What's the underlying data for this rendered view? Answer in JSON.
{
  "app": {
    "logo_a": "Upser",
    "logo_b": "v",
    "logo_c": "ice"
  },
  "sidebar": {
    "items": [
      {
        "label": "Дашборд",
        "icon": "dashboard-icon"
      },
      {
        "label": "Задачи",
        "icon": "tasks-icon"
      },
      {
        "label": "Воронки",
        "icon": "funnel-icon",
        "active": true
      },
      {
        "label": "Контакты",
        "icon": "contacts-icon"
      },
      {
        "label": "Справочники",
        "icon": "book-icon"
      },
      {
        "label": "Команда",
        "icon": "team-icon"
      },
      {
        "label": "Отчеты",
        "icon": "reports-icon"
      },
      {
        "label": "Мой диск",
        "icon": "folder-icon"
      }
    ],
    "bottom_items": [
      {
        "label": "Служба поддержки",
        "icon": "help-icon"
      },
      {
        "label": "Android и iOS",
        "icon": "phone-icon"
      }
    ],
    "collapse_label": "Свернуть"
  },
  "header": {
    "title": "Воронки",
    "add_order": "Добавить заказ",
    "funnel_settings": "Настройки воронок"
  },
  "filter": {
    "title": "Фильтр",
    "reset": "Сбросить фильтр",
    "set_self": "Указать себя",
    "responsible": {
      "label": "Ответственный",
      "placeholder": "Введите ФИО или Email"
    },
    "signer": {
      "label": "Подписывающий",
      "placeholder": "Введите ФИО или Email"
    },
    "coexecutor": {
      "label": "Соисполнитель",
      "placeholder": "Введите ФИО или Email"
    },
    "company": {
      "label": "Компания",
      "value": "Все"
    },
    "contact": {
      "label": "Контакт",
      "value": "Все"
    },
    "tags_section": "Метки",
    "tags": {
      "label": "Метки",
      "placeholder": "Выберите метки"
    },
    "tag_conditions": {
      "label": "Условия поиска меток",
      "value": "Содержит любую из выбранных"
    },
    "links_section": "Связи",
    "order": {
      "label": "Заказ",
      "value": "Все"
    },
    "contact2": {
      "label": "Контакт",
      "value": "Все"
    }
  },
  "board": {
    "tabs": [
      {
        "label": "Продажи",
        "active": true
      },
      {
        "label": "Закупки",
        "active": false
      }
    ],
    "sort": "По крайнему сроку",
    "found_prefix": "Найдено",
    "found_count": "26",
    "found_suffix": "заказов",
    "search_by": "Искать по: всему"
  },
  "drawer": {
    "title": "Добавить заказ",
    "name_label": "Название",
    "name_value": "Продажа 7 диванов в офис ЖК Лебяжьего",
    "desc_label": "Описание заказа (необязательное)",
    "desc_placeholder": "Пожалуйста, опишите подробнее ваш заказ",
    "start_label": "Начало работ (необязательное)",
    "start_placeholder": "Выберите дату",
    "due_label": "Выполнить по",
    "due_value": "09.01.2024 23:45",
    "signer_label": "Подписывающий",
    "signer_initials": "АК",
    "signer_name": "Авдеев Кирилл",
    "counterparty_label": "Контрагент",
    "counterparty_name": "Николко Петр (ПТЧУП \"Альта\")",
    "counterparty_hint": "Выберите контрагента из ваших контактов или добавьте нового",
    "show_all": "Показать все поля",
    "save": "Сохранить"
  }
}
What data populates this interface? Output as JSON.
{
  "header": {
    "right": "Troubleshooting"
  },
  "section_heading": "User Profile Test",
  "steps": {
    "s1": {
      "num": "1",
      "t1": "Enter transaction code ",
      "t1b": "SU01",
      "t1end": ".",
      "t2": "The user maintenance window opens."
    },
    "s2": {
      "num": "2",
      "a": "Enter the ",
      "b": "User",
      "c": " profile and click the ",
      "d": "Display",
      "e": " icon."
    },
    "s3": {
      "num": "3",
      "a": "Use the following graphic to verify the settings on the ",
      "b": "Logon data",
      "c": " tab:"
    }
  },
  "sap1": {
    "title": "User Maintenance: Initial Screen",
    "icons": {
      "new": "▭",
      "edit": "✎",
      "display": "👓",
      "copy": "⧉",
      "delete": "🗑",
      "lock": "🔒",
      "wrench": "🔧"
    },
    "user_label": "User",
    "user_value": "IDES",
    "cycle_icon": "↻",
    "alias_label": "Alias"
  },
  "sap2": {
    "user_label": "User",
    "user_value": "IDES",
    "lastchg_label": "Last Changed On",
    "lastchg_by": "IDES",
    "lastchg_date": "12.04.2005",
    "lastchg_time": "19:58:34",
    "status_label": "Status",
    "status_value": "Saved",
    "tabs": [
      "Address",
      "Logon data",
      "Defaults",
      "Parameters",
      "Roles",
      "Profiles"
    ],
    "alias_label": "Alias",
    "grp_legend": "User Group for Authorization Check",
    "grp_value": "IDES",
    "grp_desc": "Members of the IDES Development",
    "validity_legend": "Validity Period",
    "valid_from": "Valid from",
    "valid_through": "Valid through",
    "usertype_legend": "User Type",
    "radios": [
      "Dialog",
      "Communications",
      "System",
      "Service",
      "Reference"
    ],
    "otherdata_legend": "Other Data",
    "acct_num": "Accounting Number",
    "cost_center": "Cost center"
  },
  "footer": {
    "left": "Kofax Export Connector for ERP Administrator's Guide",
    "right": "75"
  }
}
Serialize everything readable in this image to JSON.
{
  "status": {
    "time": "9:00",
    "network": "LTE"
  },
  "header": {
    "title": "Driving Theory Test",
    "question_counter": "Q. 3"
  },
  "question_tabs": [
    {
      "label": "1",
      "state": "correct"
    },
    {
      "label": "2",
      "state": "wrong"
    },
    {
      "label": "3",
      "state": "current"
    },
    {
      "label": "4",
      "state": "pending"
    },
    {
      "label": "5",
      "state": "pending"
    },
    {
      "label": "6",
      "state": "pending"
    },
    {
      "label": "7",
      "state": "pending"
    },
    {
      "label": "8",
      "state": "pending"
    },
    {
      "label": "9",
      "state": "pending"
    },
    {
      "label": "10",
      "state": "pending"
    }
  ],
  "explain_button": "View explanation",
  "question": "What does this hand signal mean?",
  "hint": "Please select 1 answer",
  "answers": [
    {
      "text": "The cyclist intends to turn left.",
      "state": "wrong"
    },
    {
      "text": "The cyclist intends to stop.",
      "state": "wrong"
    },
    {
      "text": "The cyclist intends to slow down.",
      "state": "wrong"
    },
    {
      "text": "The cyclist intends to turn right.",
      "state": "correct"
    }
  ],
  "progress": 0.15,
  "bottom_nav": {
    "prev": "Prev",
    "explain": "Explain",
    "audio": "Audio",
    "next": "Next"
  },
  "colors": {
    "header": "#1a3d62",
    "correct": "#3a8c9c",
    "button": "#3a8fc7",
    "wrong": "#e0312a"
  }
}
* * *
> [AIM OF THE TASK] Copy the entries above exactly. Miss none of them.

> [EXPECTED ANSWER]
What's the underlying data for this rendered view? Answer in JSON.
{
  "app": {
    "logo_a": "Upser",
    "logo_b": "v",
    "logo_c": "ice"
  },
  "sidebar": {
    "items": [
      {
        "label": "Дашборд",
        "icon": "dashboard-icon"
      },
      {
        "label": "Задачи",
        "icon": "tasks-icon"
      },
      {
        "label": "Воронки",
        "icon": "funnel-icon",
        "active": true
      },
      {
        "label": "Контакты",
        "icon": "contacts-icon"
      },
      {
        "label": "Справочники",
        "icon": "book-icon"
      },
      {
        "label": "Команда",
        "icon": "team-icon"
      },
      {
        "label": "Отчеты",
        "icon": "reports-icon"
      },
      {
        "label": "Мой диск",
        "icon": "folder-icon"
      }
    ],
    "bottom_items": [
      {
        "label": "Служба поддержки",
        "icon": "help-icon"
      },
      {
        "label": "Android и iOS",
        "icon": "phone-icon"
      }
    ],
    "collapse_label": "Свернуть"
  },
  "header": {
    "title": "Воронки",
    "add_order": "Добавить заказ",
    "funnel_settings": "Настройки воронок"
  },
  "filter": {
    "title": "Фильтр",
    "reset": "Сбросить фильтр",
    "set_self": "Указать себя",
    "responsible": {
      "label": "Ответственный",
      "placeholder": "Введите ФИО или Email"
    },
    "signer": {
      "label": "Подписывающий",
      "placeholder": "Введите ФИО или Email"
    },
    "coexecutor": {
      "label": "Соисполнитель",
      "placeholder": "Введите ФИО или Email"
    },
    "company": {
      "label": "Компания",
      "value": "Все"
    },
    "contact": {
      "label": "Контакт",
      "value": "Все"
    },
    "tags_section": "Метки",
    "tags": {
      "label": "Метки",
      "placeholder": "Выберите метки"
    },
    "tag_conditions": {
      "label": "Условия поиска меток",
      "value": "Содержит любую из выбранных"
    },
    "links_section": "Связи",
    "order": {
      "label": "Заказ",
      "value": "Все"
    },
    "contact2": {
      "label": "Контакт",
      "value": "Все"
    }
  },
  "board": {
    "tabs": [
      {
        "label": "Продажи",
        "active": true
      },
      {
        "label": "Закупки",
        "active": false
      }
    ],
    "sort": "По крайнему сроку",
    "found_prefix": "Найдено",
    "found_count": "26",
    "found_suffix": "заказов",
    "search_by": "Искать по: всему"
  },
  "drawer": {
    "title": "Добавить заказ",
    "name_label": "Название",
    "name_value": "Продажа 7 диванов в офис ЖК Лебяжьего",
    "desc_label": "Описание заказа (необязательное)",
    "desc_placeholder": "Пожалуйста, опишите подробнее ваш заказ",
    "start_label": "Начало работ (необязательное)",
    "start_placeholder": "Выберите дату",
    "due_label": "Выполнить по",
    "due_value": "09.01.2024 23:45",
    "signer_label": "Подписывающий",
    "signer_initials": "АК",
    "signer_name": "Авдеев Кирилл",
    "counterparty_label": "Контрагент",
    "counterparty_name": "Николко Петр (ПТЧУП \"Альта\")",
    "counterparty_hint": "Выберите контрагента из ваших контактов или добавьте нового",
    "show_all": "Показать все поля",
    "save": "Сохранить"
  }
}
What data populates this interface? Output as JSON.
{
  "header": {
    "right": "Troubleshooting"
  },
  "section_heading": "User Profile Test",
  "steps": {
    "s1": {
      "num": "1",
      "t1": "Enter transaction code ",
      "t1b": "SU01",
      "t1end": ".",
      "t2": "The user maintenance window opens."
    },
    "s2": {
      "num": "2",
      "a": "Enter the ",
      "b": "User",
      "c": " profile and click the ",
      "d": "Display",
      "e": " icon."
    },
    "s3": {
      "num": "3",
      "a": "Use the following graphic to verify the settings on the ",
      "b": "Logon data",
      "c": " tab:"
    }
  },
  "sap1": {
    "title": "User Maintenance: Initial Screen",
    "icons": {
      "new": "▭",
      "edit": "✎",
      "display": "👓",
      "copy": "⧉",
      "delete": "🗑",
      "lock": "🔒",
      "wrench": "🔧"
    },
    "user_label": "User",
    "user_value": "IDES",
    "cycle_icon": "↻",
    "alias_label": "Alias"
  },
  "sap2": {
    "user_label": "User",
    "user_value": "IDES",
    "lastchg_label": "Last Changed On",
    "lastchg_by": "IDES",
    "lastchg_date": "12.04.2005",
    "lastchg_time": "19:58:34",
    "status_label": "Status",
    "status_value": "Saved",
    "tabs": [
      "Address",
      "Logon data",
      "Defaults",
      "Parameters",
      "Roles",
      "Profiles"
    ],
    "alias_label": "Alias",
    "grp_legend": "User Group for Authorization Check",
    "grp_value": "IDES",
    "grp_desc": "Members of the IDES Development",
    "validity_legend": "Validity Period",
    "valid_from": "Valid from",
    "valid_through": "Valid through",
    "usertype_legend": "User Type",
    "radios": [
      "Dialog",
      "Communications",
      "System",
      "Service",
      "Reference"
    ],
    "otherdata_legend": "Other Data",
    "acct_num": "Accounting Number",
    "cost_center": "Cost center"
  },
  "footer": {
    "left": "Kofax Export Connector for ERP Administrator's Guide",
    "right": "75"
  }
}
Serialize everything readable in this image to JSON.
{
  "status": {
    "time": "9:00",
    "network": "LTE"
  },
  "header": {
    "title": "Driving Theory Test",
    "question_counter": "Q. 3"
  },
  "question_tabs": [
    {
      "label": "1",
      "state": "correct"
    },
    {
      "label": "2",
      "state": "wrong"
    },
    {
      "label": "3",
      "state": "current"
    },
    {
      "label": "4",
      "state": "pending"
    },
    {
      "label": "5",
      "state": "pending"
    },
    {
      "label": "6",
      "state": "pending"
    },
    {
      "label": "7",
      "state": "pending"
    },
    {
      "label": "8",
      "state": "pending"
    },
    {
      "label": "9",
      "state": "pending"
    },
    {
      "label": "10",
      "state": "pending"
    }
  ],
  "explain_button": "View explanation",
  "question": "What does this hand signal mean?",
  "hint": "Please select 1 answer",
  "answers": [
    {
      "text": "The cyclist intends to turn left.",
      "state": "wrong"
    },
    {
      "text": "The cyclist intends to stop.",
      "state": "wrong"
    },
    {
      "text": "The cyclist intends to slow down.",
      "state": "wrong"
    },
    {
      "text": "The cyclist intends to turn right.",
      "state": "correct"
    }
  ],
  "progress": 0.15,
  "bottom_nav": {
    "prev": "Prev",
    "explain": "Explain",
    "audio": "Audio",
    "next": "Next"
  },
  "colors": {
    "header": "#1a3d62",
    "correct": "#3a8c9c",
    "button": "#3a8fc7",
    "wrong": "#e0312a"
  }
}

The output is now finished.